Never mind the West Nile Virus – which has only claimed four lives in Orange County and has mostly sickened homeless people who sleep outdoors. A far more serious disease has arrived in California and it targets our children. I am referring to Enterovirus D68.
The California Department of Public Health (CDPH) confirmed four Enterovirus D68 (EV-D68) cases in patients in San Diego (3) and Ventura (1) counties earlier this month.
The four Enterovirus D68 cases are the first confirmed cases in California in 2014 due to EV-D68. But the USA Today reported back in February of this year that “A mysterious polio-like syndrome has affected as many as 25 California children, leaving them with paralyzed limbs and little hope of recovery.” That article stated that the disease was not identified but was thought to be an Enterovirus.
There are by the way other specimens from throughout the state being tested at CDPH labs.

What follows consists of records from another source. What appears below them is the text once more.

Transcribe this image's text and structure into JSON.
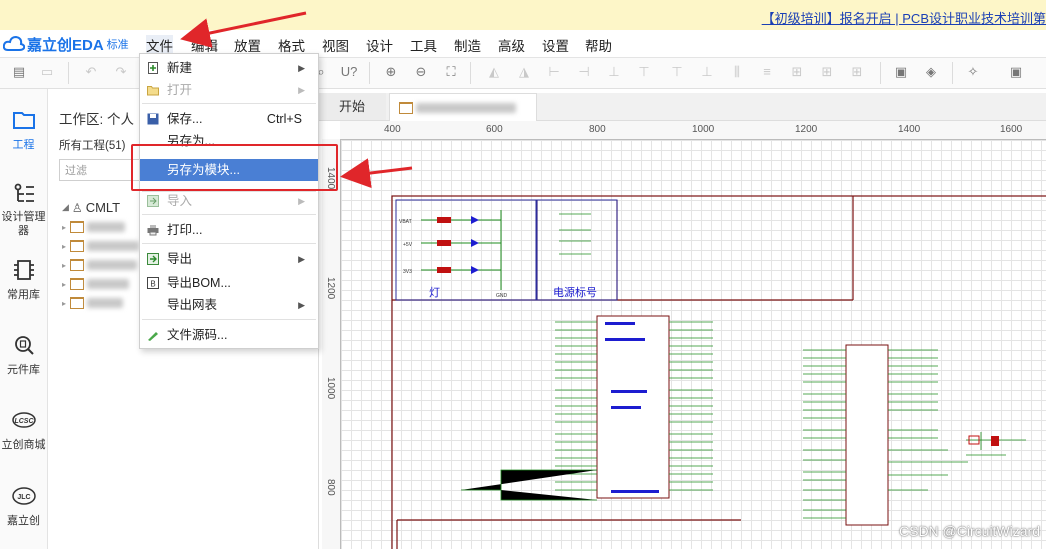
{
  "banner": {
    "text": "【初级培训】报名开启 | PCB设计职业技术培训第"
  },
  "app": {
    "logo_text": "嘉立创EDA",
    "logo_sub": "标准"
  },
  "menu": [
    "文件",
    "编辑",
    "放置",
    "格式",
    "视图",
    "设计",
    "工具",
    "制造",
    "高级",
    "设置",
    "帮助"
  ],
  "rail": [
    {
      "label": "工程",
      "icon": "folder-icon"
    },
    {
      "label": "设计管理器",
      "icon": "tree-list-icon"
    },
    {
      "label": "常用库",
      "icon": "chip-icon"
    },
    {
      "label": "元件库",
      "icon": "component-search-icon"
    },
    {
      "label": "立创商城",
      "icon": "lcsc-icon"
    },
    {
      "label": "嘉立创",
      "icon": "jlc-icon"
    }
  ],
  "panel": {
    "workspace": "工作区: 个人",
    "all_projects": "所有工程(51)",
    "filter_placeholder": "过滤",
    "root": "CMLT"
  },
  "tabs": {
    "start": "开始"
  },
  "rulers": {
    "h": [
      "400",
      "600",
      "800",
      "1000",
      "1200",
      "1400",
      "1600"
    ],
    "v": [
      "1400",
      "1200",
      "1000",
      "800"
    ]
  },
  "file_menu": {
    "items": [
      {
        "label": "新建",
        "shortcut": "",
        "submenu": true,
        "disabled": false,
        "icon": "new-file-icon"
      },
      {
        "label": "打开",
        "shortcut": "",
        "submenu": true,
        "disabled": true,
        "icon": "open-folder-icon"
      },
      {
        "label": "保存...",
        "shortcut": "Ctrl+S",
        "submenu": false,
        "disabled": false,
        "icon": "save-icon"
      },
      {
        "label": "另存为...",
        "shortcut": "",
        "submenu": false,
        "disabled": false,
        "icon": ""
      },
      {
        "label": "另存为模块...",
        "shortcut": "",
        "submenu": false,
        "disabled": false,
        "highlighted": true,
        "icon": ""
      },
      {
        "label": "导入",
        "shortcut": "",
        "submenu": true,
        "disabled": true,
        "icon": "import-icon"
      },
      {
        "label": "打印...",
        "shortcut": "",
        "submenu": false,
        "disabled": false,
        "icon": "print-icon"
      },
      {
        "label": "导出",
        "shortcut": "",
        "submenu": true,
        "disabled": false,
        "icon": "export-icon"
      },
      {
        "label": "导出BOM...",
        "shortcut": "",
        "submenu": false,
        "disabled": false,
        "icon": "bom-icon"
      },
      {
        "label": "导出网表",
        "shortcut": "",
        "submenu": true,
        "disabled": false,
        "icon": ""
      },
      {
        "label": "文件源码...",
        "shortcut": "",
        "submenu": false,
        "disabled": false,
        "icon": "source-code-icon"
      }
    ]
  },
  "schematic": {
    "block1_label": "灯",
    "block2_label": "电源标号",
    "net_labels": [
      "VBAT",
      "+5V",
      "3V3",
      "GND"
    ]
  },
  "colors": {
    "accent": "#1a73e8",
    "highlight": "#4a7fd4",
    "annotation_red": "#e0262a",
    "banner_bg": "#fdf6c8"
  },
  "watermark": "CSDN @CircuitWizard"
}
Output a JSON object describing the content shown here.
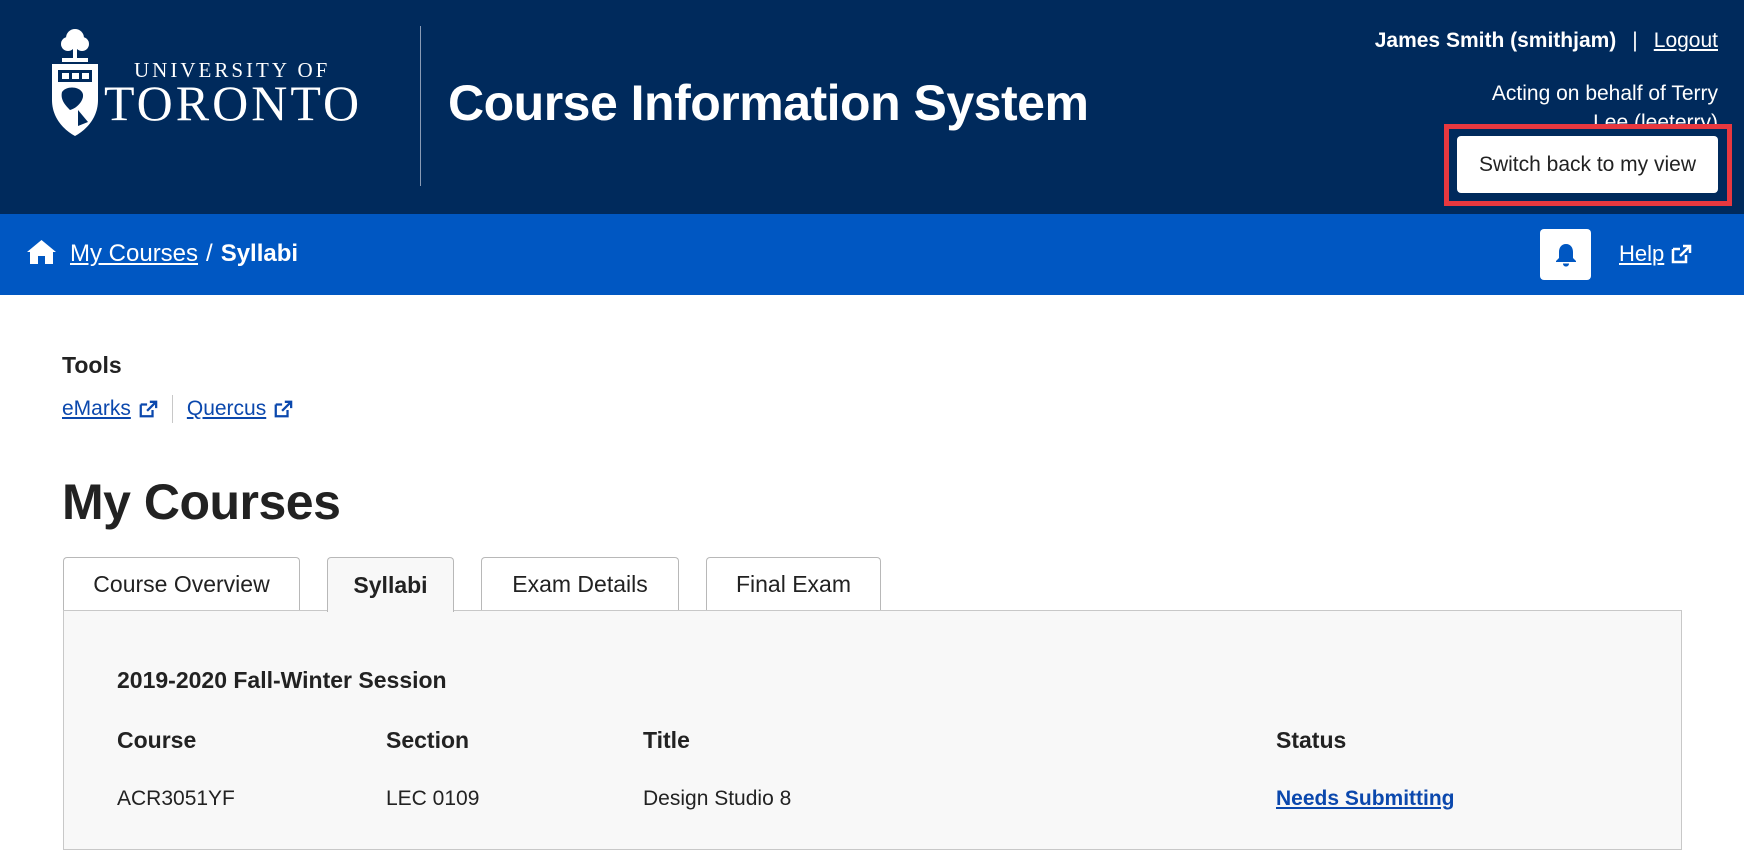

More cases are anticipated in the coming weeks. CDPH has asked local health departments to submit samples from all rhinovirus/enterovirus positive specimens from hospitalized children less than 18 years of age or from clusters of cases of any age to CDPH for further typing. Several specimens have been received by CDPH for testing, and testing is underway.
“We are not surprised to find EV-D68 causing some illnesses in California given the apparent widespread nature of this virus in other parts of the country,” said Dr. Chapman.
EV-D68 causes respiratory illness and the virus likely spreads from person to person when an infected person coughs, sneezes, or touches contaminated surfaces. Symptoms of EV-D68 include fever (although fever may not be present), runny nose, sneezing, cough, and body and muscle aches. Some children have more serious illness with breathing difficulty and wheezing, particularly children with a history of asthma.
Parents should seek medical attention immediately for children who are having any breathing difficulty (wheezing, difficulty speaking or eating, belly pulling in with breaths, blueness around the lips), particularly if the child suffers from asthma. There is no specific treatment for persons with EV-D68, nor is there a vaccine to prevent it. However, everyone six months of age and older should receive influenza vaccine every year to protect themselves against that important cause of respiratory disease.
The best way to prevent transmission of enteroviruses is to:
• Wash hands often with soap and water for 20 seconds, especially after changing diapers.
• Avoid touching eyes, nose and mouth with unwashed hands.
• Avoid kissing, hugging, and sharing cups or eating utensils with people who are sick.
• Disinfect frequently touched surfaces, such as toys and doorknobs, especially if someone is sick.
Additional information about EV-D68 can be found on the CDC website.